Weekday News Wrap: Monday, June 11, 2012
- A four-member delegation from the ICC in Libya, who went to meet with Saif al-Islam Gaddafi, has been detained by Libyan authorities after one of the lawyers, Melinda Taylor, was found allegedly carrying suspicious documents.
- Syrian government forces renewed their attacks on Homs, killing at least 35.
- Protesters in Chile rallied against a documentary honoring Augusto Pinochet.
- The world’s newest country, South Sudan, struggles to open embassies, with only about a dozen open to this point.
- After a blast that killed women and children over the weekend, NATO has vowed not to launch air raids near homes in Afghanistan.
- In response to the US’ offering millions of dollars for information leading to the capture of al-Shabaab, leaders of the group have offered chickens and camels for information about Barack Obama and Hillary Clinton.
- The Eurozone has agreed to lend Spain up to 100 billion euros to shore up its banks and avoid a deeper financial crisis.
- China has plans to launch a new manned spacecraft later this month.
- Foreign Policy in Focus offers an analysis that the ratification of the UN Convention on the Law of the Sea in the US faces unsettled waters.
- Serbia’s foreign minister, Vuk Jeremic, has been elected as the UN General Assembly’s new president.
- The WTO Dispute Settlement Body has issued a Panel Report in a case brought by China against US anti-dumping measures on shrimp and diamond sawblades from China.

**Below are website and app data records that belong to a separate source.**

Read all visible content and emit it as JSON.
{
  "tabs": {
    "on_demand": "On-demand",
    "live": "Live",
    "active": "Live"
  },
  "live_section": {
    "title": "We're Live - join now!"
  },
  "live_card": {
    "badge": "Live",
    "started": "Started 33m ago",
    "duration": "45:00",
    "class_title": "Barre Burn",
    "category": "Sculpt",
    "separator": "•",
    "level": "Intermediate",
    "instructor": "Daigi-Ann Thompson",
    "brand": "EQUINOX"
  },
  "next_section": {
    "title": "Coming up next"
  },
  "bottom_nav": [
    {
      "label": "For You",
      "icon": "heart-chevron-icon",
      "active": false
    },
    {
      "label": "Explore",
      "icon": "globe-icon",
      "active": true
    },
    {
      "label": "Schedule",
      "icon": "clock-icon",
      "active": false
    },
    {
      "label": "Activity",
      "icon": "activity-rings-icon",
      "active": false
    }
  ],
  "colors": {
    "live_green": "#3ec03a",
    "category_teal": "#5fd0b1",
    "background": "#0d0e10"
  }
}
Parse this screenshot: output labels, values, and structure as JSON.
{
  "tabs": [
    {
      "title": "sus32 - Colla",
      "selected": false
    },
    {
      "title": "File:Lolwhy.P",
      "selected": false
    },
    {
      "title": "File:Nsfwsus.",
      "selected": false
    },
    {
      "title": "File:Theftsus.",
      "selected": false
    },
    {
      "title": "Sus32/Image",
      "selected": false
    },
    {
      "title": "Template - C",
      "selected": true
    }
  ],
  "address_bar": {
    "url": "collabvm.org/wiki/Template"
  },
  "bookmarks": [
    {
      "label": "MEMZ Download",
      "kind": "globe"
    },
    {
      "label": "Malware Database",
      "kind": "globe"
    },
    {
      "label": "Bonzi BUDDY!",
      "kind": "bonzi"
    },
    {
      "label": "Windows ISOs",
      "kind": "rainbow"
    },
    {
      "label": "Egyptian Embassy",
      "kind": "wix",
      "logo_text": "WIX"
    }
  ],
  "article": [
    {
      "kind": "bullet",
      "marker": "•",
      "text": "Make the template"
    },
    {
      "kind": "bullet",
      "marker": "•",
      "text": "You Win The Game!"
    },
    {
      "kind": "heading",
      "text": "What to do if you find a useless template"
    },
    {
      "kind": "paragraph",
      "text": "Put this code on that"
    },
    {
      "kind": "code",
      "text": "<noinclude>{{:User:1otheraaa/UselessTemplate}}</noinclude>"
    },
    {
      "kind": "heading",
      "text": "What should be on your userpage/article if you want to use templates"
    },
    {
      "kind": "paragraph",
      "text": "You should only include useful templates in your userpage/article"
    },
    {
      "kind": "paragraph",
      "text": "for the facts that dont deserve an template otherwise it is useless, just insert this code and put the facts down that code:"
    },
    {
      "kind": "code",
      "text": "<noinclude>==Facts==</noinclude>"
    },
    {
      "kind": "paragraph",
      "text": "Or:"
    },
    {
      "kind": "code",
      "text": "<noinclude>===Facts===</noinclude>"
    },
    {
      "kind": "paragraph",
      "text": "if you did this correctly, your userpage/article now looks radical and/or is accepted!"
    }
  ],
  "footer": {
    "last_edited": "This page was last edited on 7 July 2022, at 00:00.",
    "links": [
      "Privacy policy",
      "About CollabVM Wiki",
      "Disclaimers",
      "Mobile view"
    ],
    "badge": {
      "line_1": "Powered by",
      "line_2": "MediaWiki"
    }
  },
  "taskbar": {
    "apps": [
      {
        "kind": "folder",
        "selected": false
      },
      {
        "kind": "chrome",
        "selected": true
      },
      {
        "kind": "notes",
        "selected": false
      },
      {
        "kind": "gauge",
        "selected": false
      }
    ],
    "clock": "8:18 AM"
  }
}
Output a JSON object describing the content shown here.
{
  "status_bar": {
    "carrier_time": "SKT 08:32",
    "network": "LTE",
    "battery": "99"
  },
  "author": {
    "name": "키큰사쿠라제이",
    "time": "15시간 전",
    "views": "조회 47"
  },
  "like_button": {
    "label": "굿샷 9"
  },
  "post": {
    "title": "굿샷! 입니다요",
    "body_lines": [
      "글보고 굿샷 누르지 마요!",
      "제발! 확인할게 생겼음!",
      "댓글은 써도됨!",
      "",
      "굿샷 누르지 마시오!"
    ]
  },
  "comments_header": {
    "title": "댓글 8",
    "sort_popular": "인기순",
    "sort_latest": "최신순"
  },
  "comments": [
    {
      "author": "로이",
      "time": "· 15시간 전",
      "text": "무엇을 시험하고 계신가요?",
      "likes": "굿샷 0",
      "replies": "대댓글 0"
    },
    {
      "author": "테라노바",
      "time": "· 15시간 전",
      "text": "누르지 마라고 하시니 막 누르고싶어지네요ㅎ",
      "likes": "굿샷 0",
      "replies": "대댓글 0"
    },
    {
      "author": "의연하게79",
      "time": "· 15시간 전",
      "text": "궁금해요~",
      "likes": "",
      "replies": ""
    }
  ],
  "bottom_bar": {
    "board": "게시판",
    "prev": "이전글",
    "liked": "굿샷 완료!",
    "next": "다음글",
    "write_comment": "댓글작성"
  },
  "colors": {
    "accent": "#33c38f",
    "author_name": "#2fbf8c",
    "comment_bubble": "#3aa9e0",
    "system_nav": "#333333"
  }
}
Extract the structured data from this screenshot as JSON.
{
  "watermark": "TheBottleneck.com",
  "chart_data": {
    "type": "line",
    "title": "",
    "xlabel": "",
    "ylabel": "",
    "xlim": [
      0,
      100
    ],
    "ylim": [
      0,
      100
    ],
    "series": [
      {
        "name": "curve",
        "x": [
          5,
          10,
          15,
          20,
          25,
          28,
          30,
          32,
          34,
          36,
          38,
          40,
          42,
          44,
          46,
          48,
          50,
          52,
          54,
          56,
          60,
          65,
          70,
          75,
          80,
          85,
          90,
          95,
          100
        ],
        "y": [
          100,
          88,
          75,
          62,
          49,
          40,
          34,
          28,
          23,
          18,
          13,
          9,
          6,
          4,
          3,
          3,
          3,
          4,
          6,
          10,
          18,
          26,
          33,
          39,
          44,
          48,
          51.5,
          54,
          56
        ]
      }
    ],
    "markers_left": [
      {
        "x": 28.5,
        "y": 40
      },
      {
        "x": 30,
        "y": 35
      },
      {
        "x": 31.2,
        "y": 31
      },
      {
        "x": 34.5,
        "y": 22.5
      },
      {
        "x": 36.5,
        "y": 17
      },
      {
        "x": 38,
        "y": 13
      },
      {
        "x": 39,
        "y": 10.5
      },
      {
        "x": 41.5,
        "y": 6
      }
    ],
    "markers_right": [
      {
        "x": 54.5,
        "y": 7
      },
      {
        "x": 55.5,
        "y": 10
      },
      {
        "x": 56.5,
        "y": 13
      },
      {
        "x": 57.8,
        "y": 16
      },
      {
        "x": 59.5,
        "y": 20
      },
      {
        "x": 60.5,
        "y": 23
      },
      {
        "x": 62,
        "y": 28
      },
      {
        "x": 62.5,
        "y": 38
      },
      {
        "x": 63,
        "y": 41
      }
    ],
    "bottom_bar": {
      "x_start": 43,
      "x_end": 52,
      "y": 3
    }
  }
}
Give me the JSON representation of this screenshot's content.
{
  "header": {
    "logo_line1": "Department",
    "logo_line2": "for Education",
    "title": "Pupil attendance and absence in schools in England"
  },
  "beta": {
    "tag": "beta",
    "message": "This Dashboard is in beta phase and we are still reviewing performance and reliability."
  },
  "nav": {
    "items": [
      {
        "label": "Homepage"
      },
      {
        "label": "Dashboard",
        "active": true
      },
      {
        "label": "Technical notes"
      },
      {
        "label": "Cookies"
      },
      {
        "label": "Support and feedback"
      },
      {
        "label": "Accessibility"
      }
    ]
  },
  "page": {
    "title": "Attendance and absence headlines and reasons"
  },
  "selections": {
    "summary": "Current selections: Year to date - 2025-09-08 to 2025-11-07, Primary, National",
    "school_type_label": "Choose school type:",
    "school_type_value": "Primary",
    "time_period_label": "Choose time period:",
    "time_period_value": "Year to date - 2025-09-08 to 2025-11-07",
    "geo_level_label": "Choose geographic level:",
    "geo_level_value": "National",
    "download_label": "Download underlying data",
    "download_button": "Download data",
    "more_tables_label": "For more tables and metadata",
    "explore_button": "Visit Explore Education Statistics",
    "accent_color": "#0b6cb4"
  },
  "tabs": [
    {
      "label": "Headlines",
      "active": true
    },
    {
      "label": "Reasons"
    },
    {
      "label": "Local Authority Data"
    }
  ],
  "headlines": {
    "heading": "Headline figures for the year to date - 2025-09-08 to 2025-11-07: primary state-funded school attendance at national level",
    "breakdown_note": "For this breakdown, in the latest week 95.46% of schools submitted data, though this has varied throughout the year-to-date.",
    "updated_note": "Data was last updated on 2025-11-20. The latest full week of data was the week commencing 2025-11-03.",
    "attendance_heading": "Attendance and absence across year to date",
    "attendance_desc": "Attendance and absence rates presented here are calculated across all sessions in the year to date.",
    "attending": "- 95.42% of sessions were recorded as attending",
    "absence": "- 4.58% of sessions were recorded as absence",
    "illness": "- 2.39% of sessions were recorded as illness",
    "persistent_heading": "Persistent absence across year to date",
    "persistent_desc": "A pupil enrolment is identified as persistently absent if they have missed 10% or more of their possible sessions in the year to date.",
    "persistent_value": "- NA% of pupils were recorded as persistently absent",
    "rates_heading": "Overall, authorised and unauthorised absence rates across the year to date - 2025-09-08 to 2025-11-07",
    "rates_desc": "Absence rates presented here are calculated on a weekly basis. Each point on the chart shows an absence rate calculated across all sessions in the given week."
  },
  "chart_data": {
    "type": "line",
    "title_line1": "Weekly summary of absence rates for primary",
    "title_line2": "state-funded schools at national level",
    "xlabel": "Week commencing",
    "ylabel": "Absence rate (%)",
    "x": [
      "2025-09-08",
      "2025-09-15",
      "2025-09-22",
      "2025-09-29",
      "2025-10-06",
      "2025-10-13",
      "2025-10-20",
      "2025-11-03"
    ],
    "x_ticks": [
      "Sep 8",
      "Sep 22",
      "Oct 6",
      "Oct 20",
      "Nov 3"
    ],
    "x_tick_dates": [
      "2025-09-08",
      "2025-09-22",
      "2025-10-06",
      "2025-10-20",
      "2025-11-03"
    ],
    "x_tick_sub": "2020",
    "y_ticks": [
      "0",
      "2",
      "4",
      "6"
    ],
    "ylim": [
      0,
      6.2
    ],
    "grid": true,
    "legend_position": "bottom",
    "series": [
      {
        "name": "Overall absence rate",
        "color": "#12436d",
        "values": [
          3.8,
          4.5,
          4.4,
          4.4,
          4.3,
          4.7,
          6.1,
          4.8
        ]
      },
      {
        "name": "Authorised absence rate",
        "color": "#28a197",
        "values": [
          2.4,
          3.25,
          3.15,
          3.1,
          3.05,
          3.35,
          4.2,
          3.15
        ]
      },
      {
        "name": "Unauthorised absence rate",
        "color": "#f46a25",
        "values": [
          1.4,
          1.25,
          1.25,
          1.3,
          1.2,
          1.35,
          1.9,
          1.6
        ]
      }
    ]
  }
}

A brief summary is here.
- The state of emergency has had to be declared in certain parts of Myanmar after sectarian violence over the weekend.
- The International Air Transport Association has called on the EU to defuse the row over the inclusion of aviation in its ETS.
- The UK’s Foreign Secretary, William Hague, refuses to rule out military intervention in Syria, comparing the situation to 1990s Bosnia.